Please reproduce all the records exactly while leaving out their pictures.
==========
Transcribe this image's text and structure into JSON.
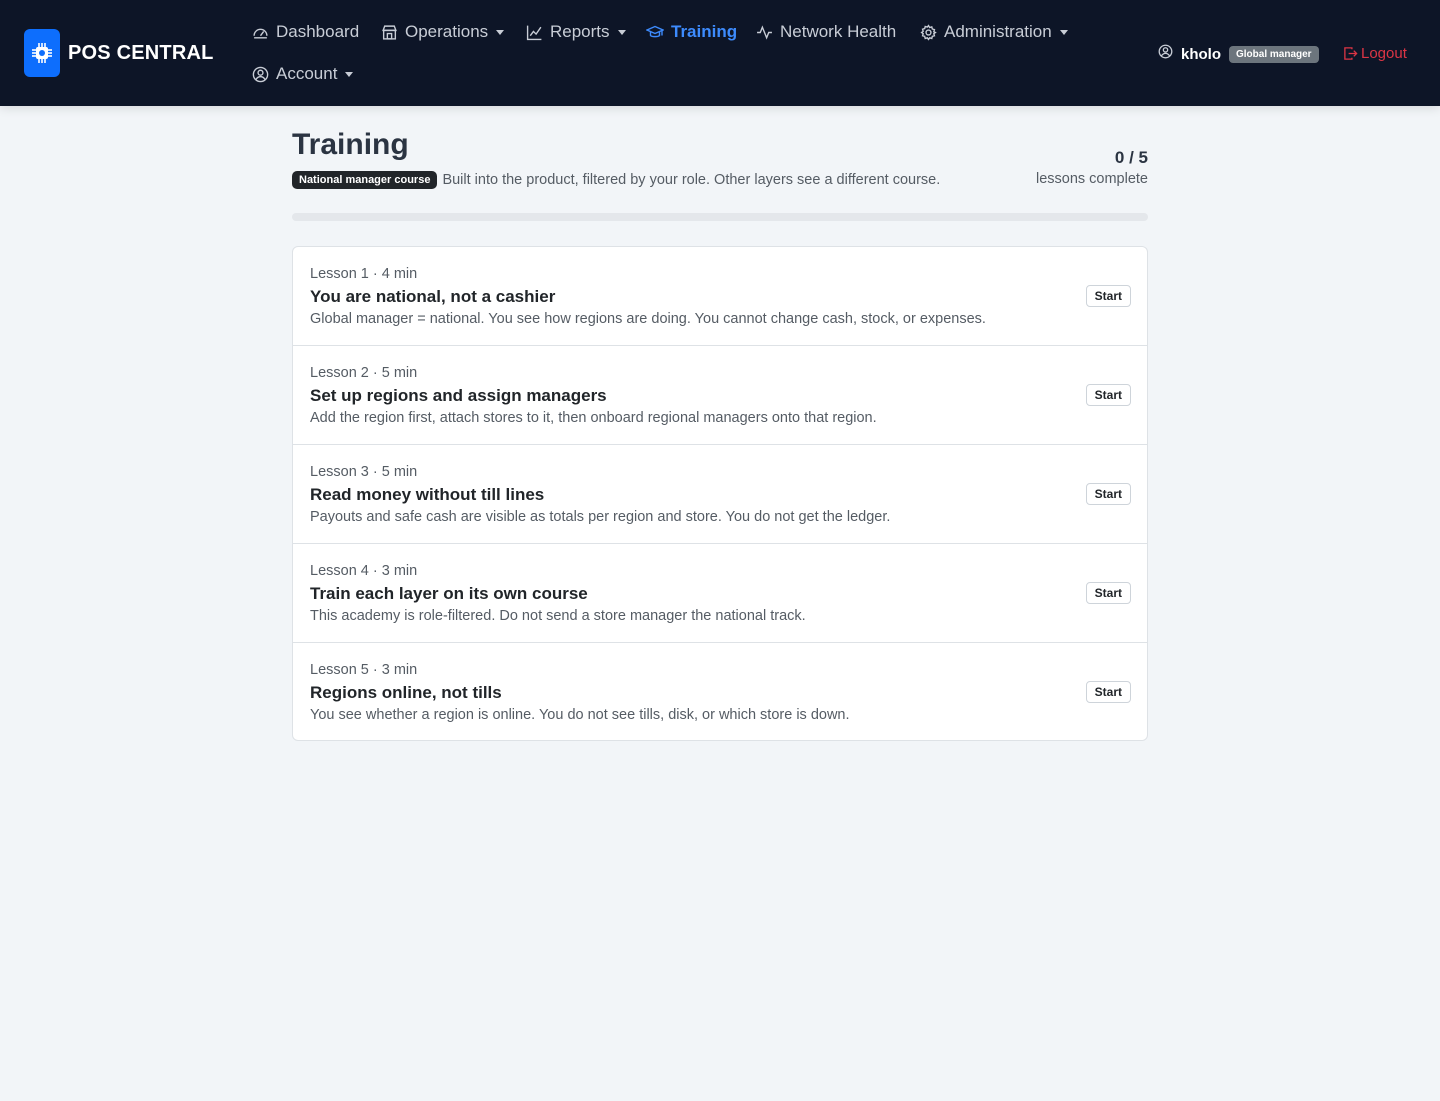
{
  "brand": {
    "name": "POS CENTRAL",
    "accent": "#0d6efd"
  },
  "nav": {
    "dashboard": "Dashboard",
    "operations": "Operations",
    "reports": "Reports",
    "training": "Training",
    "network_health": "Network Health",
    "administration": "Administration",
    "account": "Account"
  },
  "user": {
    "name": "kholo",
    "role": "Global manager"
  },
  "logout_label": "Logout",
  "page": {
    "title": "Training",
    "course_badge": "National manager course",
    "subtitle": "Built into the product, filtered by your role. Other layers see a different course.",
    "progress_count": "0 / 5",
    "progress_label": "lessons complete",
    "progress_fraction": 0
  },
  "lessons": [
    {
      "meta": "Lesson 1 · 4 min",
      "title": "You are national, not a cashier",
      "description": "Global manager = national. You see how regions are doing. You cannot change cash, stock, or expenses.",
      "action": "Start"
    },
    {
      "meta": "Lesson 2 · 5 min",
      "title": "Set up regions and assign managers",
      "description": "Add the region first, attach stores to it, then onboard regional managers onto that region.",
      "action": "Start"
    },
    {
      "meta": "Lesson 3 · 5 min",
      "title": "Read money without till lines",
      "description": "Payouts and safe cash are visible as totals per region and store. You do not get the ledger.",
      "action": "Start"
    },
    {
      "meta": "Lesson 4 · 3 min",
      "title": "Train each layer on its own course",
      "description": "This academy is role-filtered. Do not send a store manager the national track.",
      "action": "Start"
    },
    {
      "meta": "Lesson 5 · 3 min",
      "title": "Regions online, not tills",
      "description": "You see whether a region is online. You do not see tills, disk, or which store is down.",
      "action": "Start"
    }
  ],
  "colors": {
    "nav_bg": "#0d1527",
    "active": "#3d8bfd",
    "logout": "#dc3545",
    "page_bg": "#f2f5f8"
  }
}
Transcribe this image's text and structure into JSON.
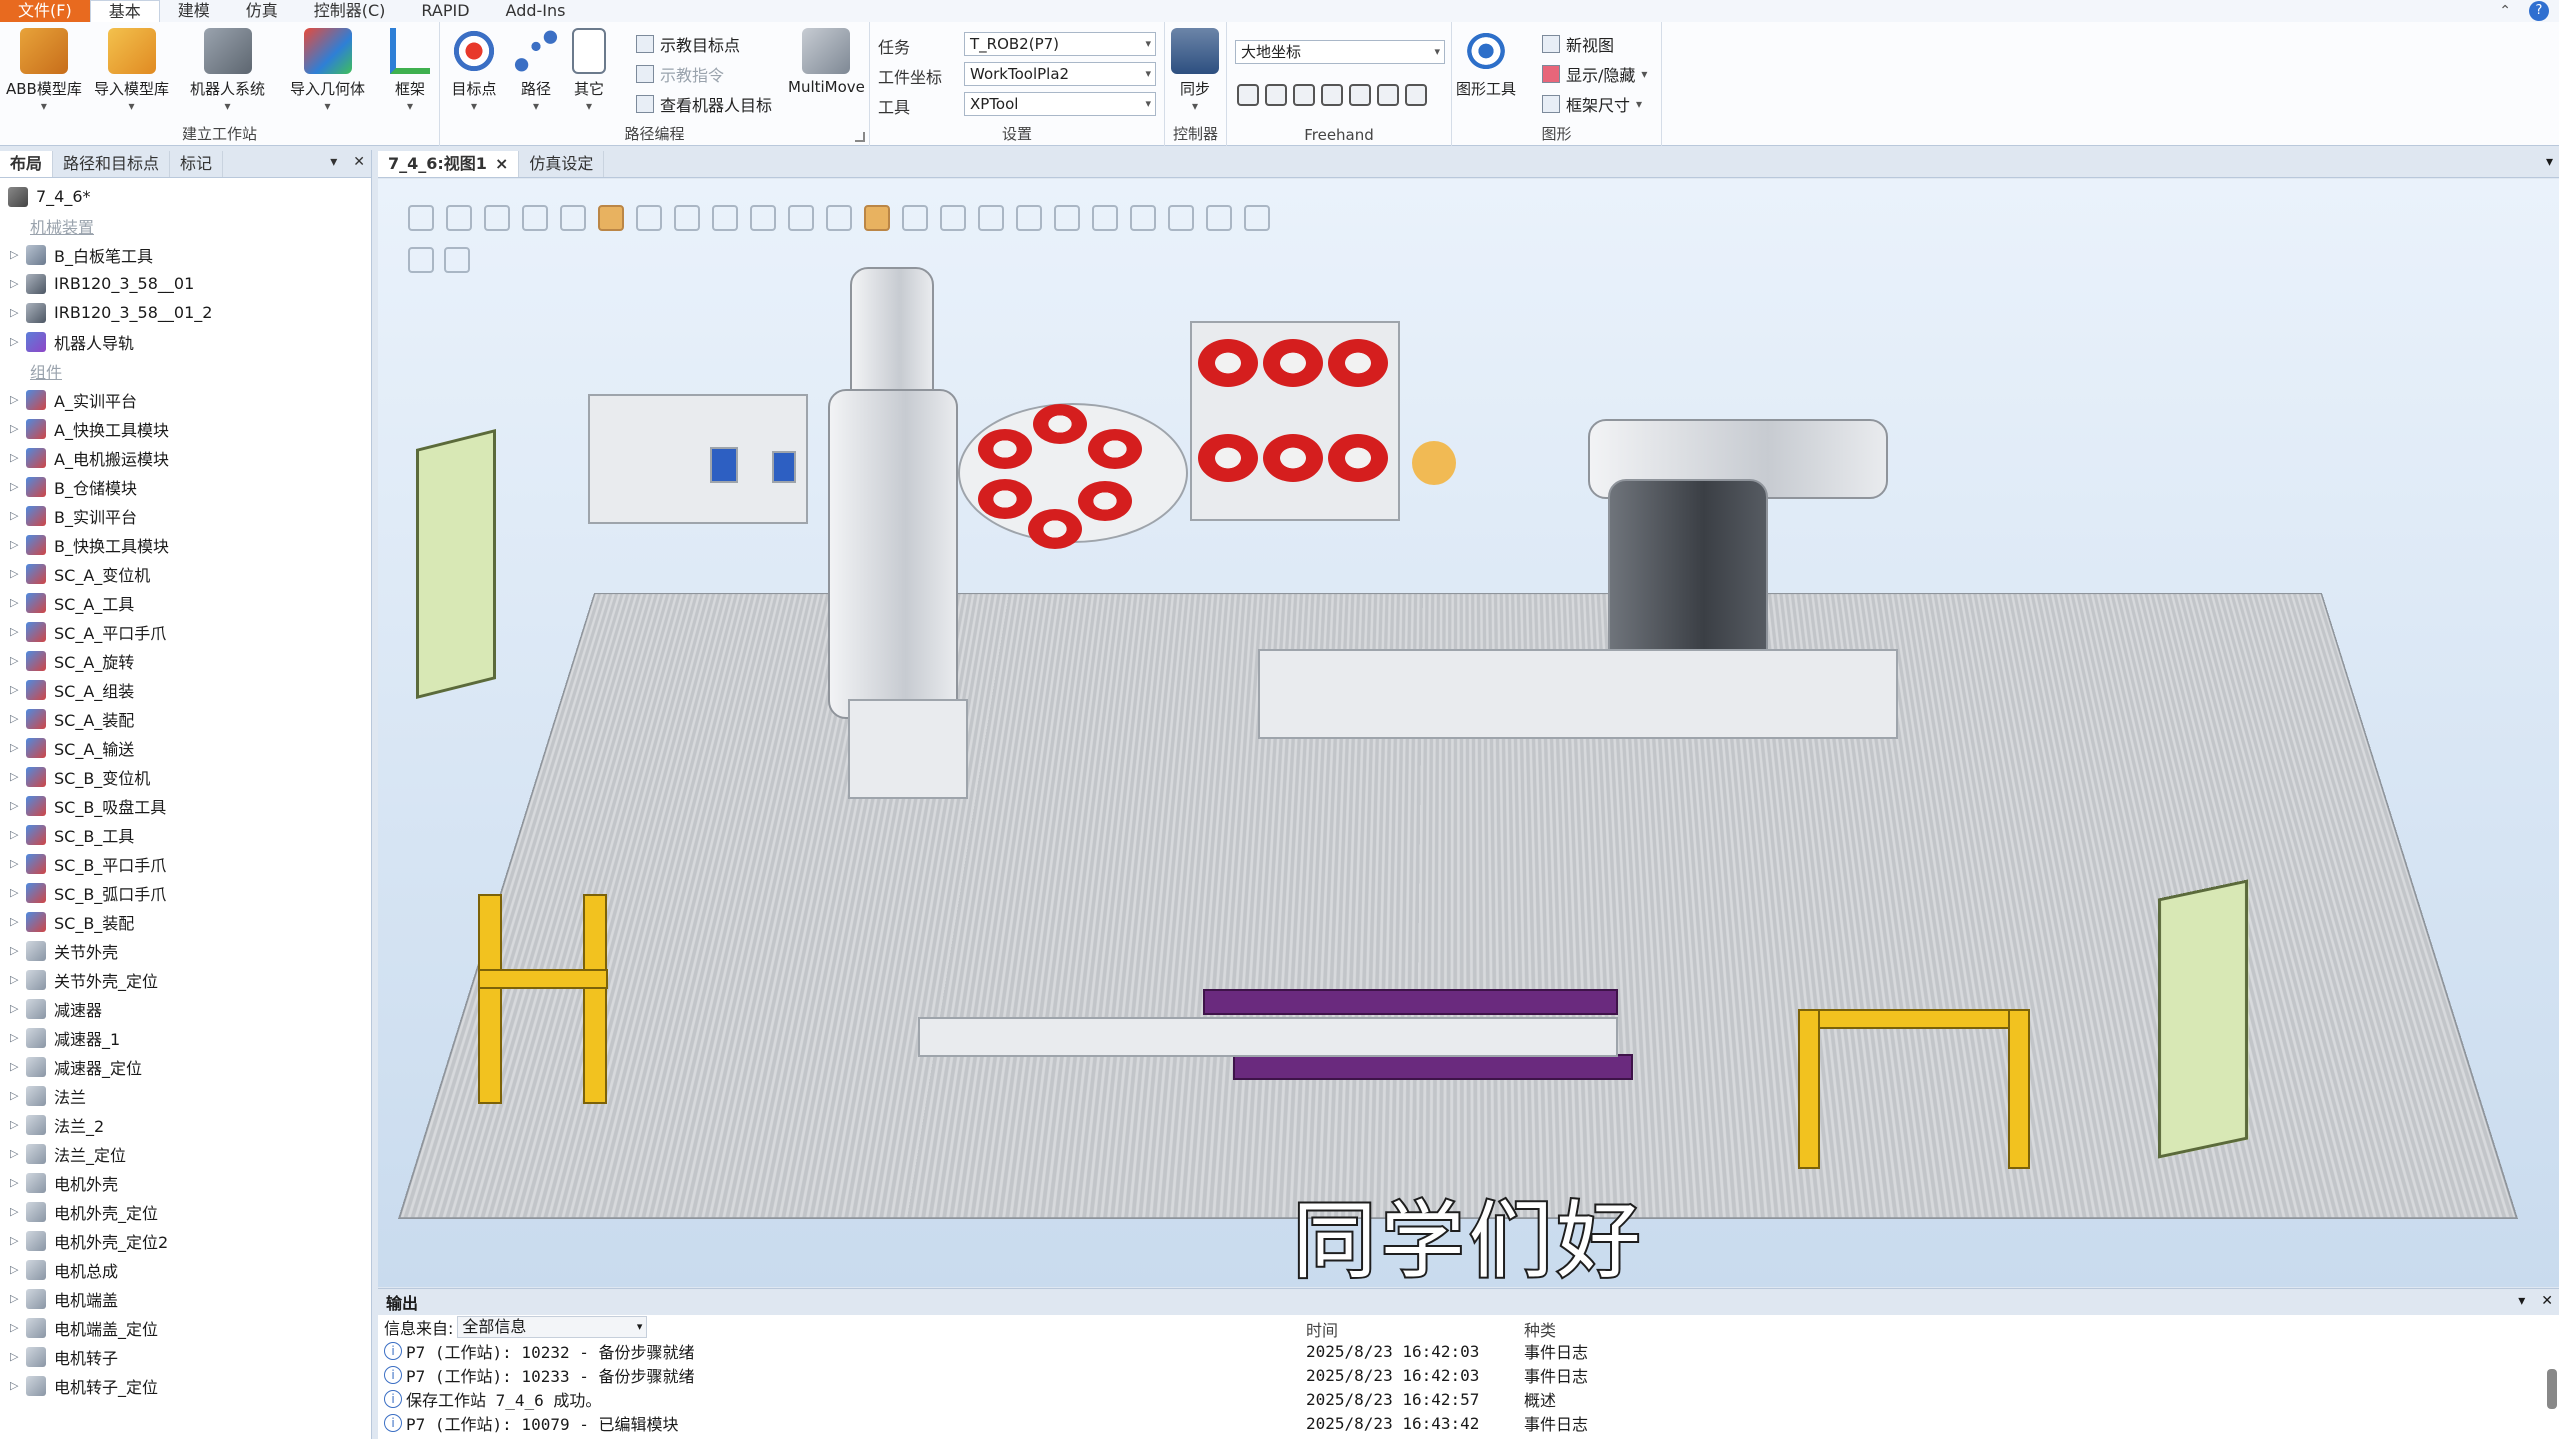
{
  "menu": {
    "tabs": [
      "文件(F)",
      "基本",
      "建模",
      "仿真",
      "控制器(C)",
      "RAPID",
      "Add-Ins"
    ],
    "active": "基本"
  },
  "ribbon": {
    "build_station": {
      "label": "建立工作站",
      "buttons": [
        "ABB模型库",
        "导入模型库",
        "机器人系统",
        "导入几何体",
        "框架"
      ]
    },
    "path_programming": {
      "label": "路径编程",
      "buttons": [
        "目标点",
        "路径",
        "其它"
      ],
      "small": [
        "示教目标点",
        "示教指令",
        "查看机器人目标"
      ],
      "multimove": "MultiMove"
    },
    "settings": {
      "label": "设置",
      "task_label": "任务",
      "task_value": "T_ROB2(P7)",
      "wobj_label": "工件坐标",
      "wobj_value": "WorkToolPla2",
      "tool_label": "工具",
      "tool_value": "XPTool"
    },
    "controller": {
      "label": "控制器",
      "sync": "同步"
    },
    "freehand": {
      "label": "Freehand",
      "coord": "大地坐标"
    },
    "graphics": {
      "label": "图形",
      "tools": "图形工具",
      "new_view": "新视图",
      "show_hide": "显示/隐藏",
      "frame_size": "框架尺寸"
    }
  },
  "left_panel": {
    "tabs": [
      "布局",
      "路径和目标点",
      "标记"
    ],
    "root": "7_4_6*",
    "sections": {
      "mechanisms": "机械装置",
      "components": "组件"
    },
    "mechanisms": [
      {
        "name": "B_白板笔工具",
        "icon": "tool-icon"
      },
      {
        "name": "IRB120_3_58__01",
        "icon": "robot-icon"
      },
      {
        "name": "IRB120_3_58__01_2",
        "icon": "robot-icon"
      },
      {
        "name": "机器人导轨",
        "icon": "track-icon"
      }
    ],
    "components": [
      "A_实训平台",
      "A_快换工具模块",
      "A_电机搬运模块",
      "B_仓储模块",
      "B_实训平台",
      "B_快换工具模块",
      "SC_A_变位机",
      "SC_A_工具",
      "SC_A_平口手爪",
      "SC_A_旋转",
      "SC_A_组装",
      "SC_A_装配",
      "SC_A_输送",
      "SC_B_变位机",
      "SC_B_吸盘工具",
      "SC_B_工具",
      "SC_B_平口手爪",
      "SC_B_弧口手爪",
      "SC_B_装配",
      "关节外壳",
      "关节外壳_定位",
      "减速器",
      "减速器_1",
      "减速器_定位",
      "法兰",
      "法兰_2",
      "法兰_定位",
      "电机外壳",
      "电机外壳_定位",
      "电机外壳_定位2",
      "电机总成",
      "电机端盖",
      "电机端盖_定位",
      "电机转子",
      "电机转子_定位"
    ]
  },
  "doc_tabs": [
    {
      "label": "7_4_6:视图1",
      "active": true,
      "close": "×"
    },
    {
      "label": "仿真设定",
      "active": false
    }
  ],
  "viewport": {
    "subtitle": "同学们好"
  },
  "output": {
    "title": "输出",
    "filter_label": "信息来自:",
    "filter_value": "全部信息",
    "col_time": "时间",
    "col_category": "种类",
    "rows": [
      {
        "msg": "P7 (工作站): 10232 - 备份步骤就绪",
        "time": "2025/8/23 16:42:03",
        "cat": "事件日志"
      },
      {
        "msg": "P7 (工作站): 10233 - 备份步骤就绪",
        "time": "2025/8/23 16:42:03",
        "cat": "事件日志"
      },
      {
        "msg": "保存工作站 7_4_6 成功。",
        "time": "2025/8/23 16:42:57",
        "cat": "概述"
      },
      {
        "msg": "P7 (工作站): 10079 - 已编辑模块",
        "time": "2025/8/23 16:43:42",
        "cat": "事件日志"
      }
    ]
  }
}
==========
Answer for this exercise:
Transcribe this image's text and structure into JSON.
{
  "brand": {
    "name": "POS CENTRAL",
    "accent": "#0d6efd"
  },
  "nav": {
    "dashboard": "Dashboard",
    "operations": "Operations",
    "reports": "Reports",
    "training": "Training",
    "network_health": "Network Health",
    "administration": "Administration",
    "account": "Account"
  },
  "user": {
    "name": "kholo",
    "role": "Global manager"
  },
  "logout_label": "Logout",
  "page": {
    "title": "Training",
    "course_badge": "National manager course",
    "subtitle": "Built into the product, filtered by your role. Other layers see a different course.",
    "progress_count": "0 / 5",
    "progress_label": "lessons complete",
    "progress_fraction": 0
  },
  "lessons": [
    {
      "meta": "Lesson 1 · 4 min",
      "title": "You are national, not a cashier",
      "description": "Global manager = national. You see how regions are doing. You cannot change cash, stock, or expenses.",
      "action": "Start"
    },
    {
      "meta": "Lesson 2 · 5 min",
      "title": "Set up regions and assign managers",
      "description": "Add the region first, attach stores to it, then onboard regional managers onto that region.",
      "action": "Start"
    },
    {
      "meta": "Lesson 3 · 5 min",
      "title": "Read money without till lines",
      "description": "Payouts and safe cash are visible as totals per region and store. You do not get the ledger.",
      "action": "Start"
    },
    {
      "meta": "Lesson 4 · 3 min",
      "title": "Train each layer on its own course",
      "description": "This academy is role-filtered. Do not send a store manager the national track.",
      "action": "Start"
    },
    {
      "meta": "Lesson 5 · 3 min",
      "title": "Regions online, not tills",
      "description": "You see whether a region is online. You do not see tills, disk, or which store is down.",
      "action": "Start"
    }
  ],
  "colors": {
    "nav_bg": "#0d1527",
    "active": "#3d8bfd",
    "logout": "#dc3545",
    "page_bg": "#f2f5f8"
  }
}
Transcribe this image's text and structure into JSON.
{
  "menu": {
    "tabs": [
      "文件(F)",
      "基本",
      "建模",
      "仿真",
      "控制器(C)",
      "RAPID",
      "Add-Ins"
    ],
    "active": "基本"
  },
  "ribbon": {
    "build_station": {
      "label": "建立工作站",
      "buttons": [
        "ABB模型库",
        "导入模型库",
        "机器人系统",
        "导入几何体",
        "框架"
      ]
    },
    "path_programming": {
      "label": "路径编程",
      "buttons": [
        "目标点",
        "路径",
        "其它"
      ],
      "small": [
        "示教目标点",
        "示教指令",
        "查看机器人目标"
      ],
      "multimove": "MultiMove"
    },
    "settings": {
      "label": "设置",
      "task_label": "任务",
      "task_value": "T_ROB2(P7)",
      "wobj_label": "工件坐标",
      "wobj_value": "WorkToolPla2",
      "tool_label": "工具",
      "tool_value": "XPTool"
    },
    "controller": {
      "label": "控制器",
      "sync": "同步"
    },
    "freehand": {
      "label": "Freehand",
      "coord": "大地坐标"
    },
    "graphics": {
      "label": "图形",
      "tools": "图形工具",
      "new_view": "新视图",
      "show_hide": "显示/隐藏",
      "frame_size": "框架尺寸"
    }
  },
  "left_panel": {
    "tabs": [
      "布局",
      "路径和目标点",
      "标记"
    ],
    "root": "7_4_6*",
    "sections": {
      "mechanisms": "机械装置",
      "components": "组件"
    },
    "mechanisms": [
      {
        "name": "B_白板笔工具",
        "icon": "tool-icon"
      },
      {
        "name": "IRB120_3_58__01",
        "icon": "robot-icon"
      },
      {
        "name": "IRB120_3_58__01_2",
        "icon": "robot-icon"
      },
      {
        "name": "机器人导轨",
        "icon": "track-icon"
      }
    ],
    "components": [
      "A_实训平台",
      "A_快换工具模块",
      "A_电机搬运模块",
      "B_仓储模块",
      "B_实训平台",
      "B_快换工具模块",
      "SC_A_变位机",
      "SC_A_工具",
      "SC_A_平口手爪",
      "SC_A_旋转",
      "SC_A_组装",
      "SC_A_装配",
      "SC_A_输送",
      "SC_B_变位机",
      "SC_B_吸盘工具",
      "SC_B_工具",
      "SC_B_平口手爪",
      "SC_B_弧口手爪",
      "SC_B_装配",
      "关节外壳",
      "关节外壳_定位",
      "减速器",
      "减速器_1",
      "减速器_定位",
      "法兰",
      "法兰_2",
      "法兰_定位",
      "电机外壳",
      "电机外壳_定位",
      "电机外壳_定位2",
      "电机总成",
      "电机端盖",
      "电机端盖_定位",
      "电机转子",
      "电机转子_定位"
    ]
  },
  "doc_tabs": [
    {
      "label": "7_4_6:视图1",
      "active": true,
      "close": "×"
    },
    {
      "label": "仿真设定",
      "active": false
    }
  ],
  "viewport": {
    "subtitle": "同学们好"
  },
  "output": {
    "title": "输出",
    "filter_label": "信息来自:",
    "filter_value": "全部信息",
    "col_time": "时间",
    "col_category": "种类",
    "rows": [
      {
        "msg": "P7 (工作站): 10232 - 备份步骤就绪",
        "time": "2025/8/23 16:42:03",
        "cat": "事件日志"
      },
      {
        "msg": "P7 (工作站): 10233 - 备份步骤就绪",
        "time": "2025/8/23 16:42:03",
        "cat": "事件日志"
      },
      {
        "msg": "保存工作站 7_4_6 成功。",
        "time": "2025/8/23 16:42:57",
        "cat": "概述"
      },
      {
        "msg": "P7 (工作站): 10079 - 已编辑模块",
        "time": "2025/8/23 16:43:42",
        "cat": "事件日志"
      }
    ]
  }
}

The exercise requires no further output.